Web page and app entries
*** Begin section ***

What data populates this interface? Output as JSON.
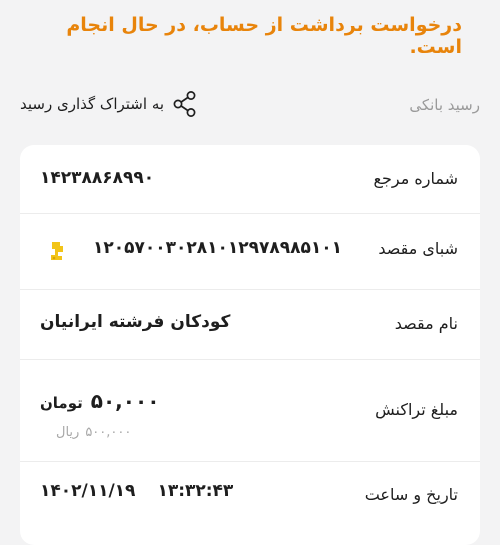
{
  "status_message": "درخواست برداشت از حساب، در حال انجام است.",
  "header": {
    "receipt_title": "رسید بانکی",
    "share_label": "به اشتراک گذاری رسید",
    "share_icon": "share-icon"
  },
  "receipt": {
    "reference": {
      "label": "شماره مرجع",
      "value": "۱۴۲۳۸۸۶۸۹۹۰"
    },
    "destination_sheba": {
      "label": "شبای مقصد",
      "value": "۱۲۰۵۷۰۰۳۰۲۸۱۰۱۲۹۷۸۹۸۵۱۰۱",
      "bank_icon": "bank-logo-icon"
    },
    "destination_name": {
      "label": "نام مقصد",
      "value": "کودکان فرشته ایرانیان"
    },
    "amount": {
      "label": "مبلغ تراکنش",
      "value_toman": "۵۰,۰۰۰",
      "unit_toman": "تومان",
      "value_rial": "۵۰۰,۰۰۰",
      "unit_rial": "ریال"
    },
    "datetime": {
      "label": "تاریخ و ساعت",
      "date": "۱۴۰۲/۱۱/۱۹",
      "time": "۱۳:۳۲:۴۳"
    }
  },
  "colors": {
    "accent": "#e8840b",
    "background": "#f3f3f4",
    "card": "#ffffff",
    "muted_text": "#9a9a9a",
    "bank_logo": "#f2c418"
  }
}
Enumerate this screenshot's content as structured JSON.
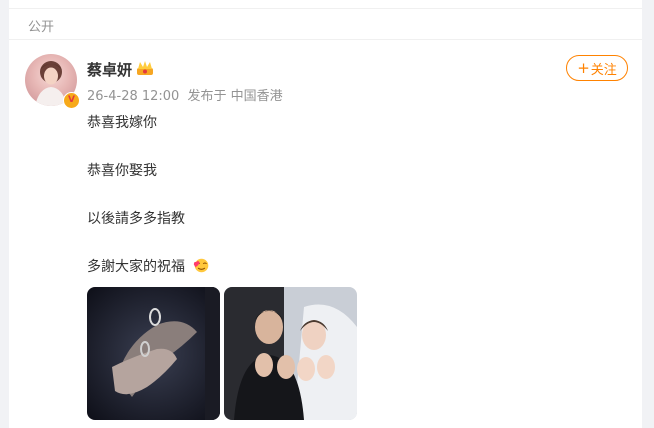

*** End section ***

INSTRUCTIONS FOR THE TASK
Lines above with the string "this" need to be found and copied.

EXPECTED OUTPUT
What data populates this interface? Output as JSON.
Enumerate this screenshot's content as structured JSON.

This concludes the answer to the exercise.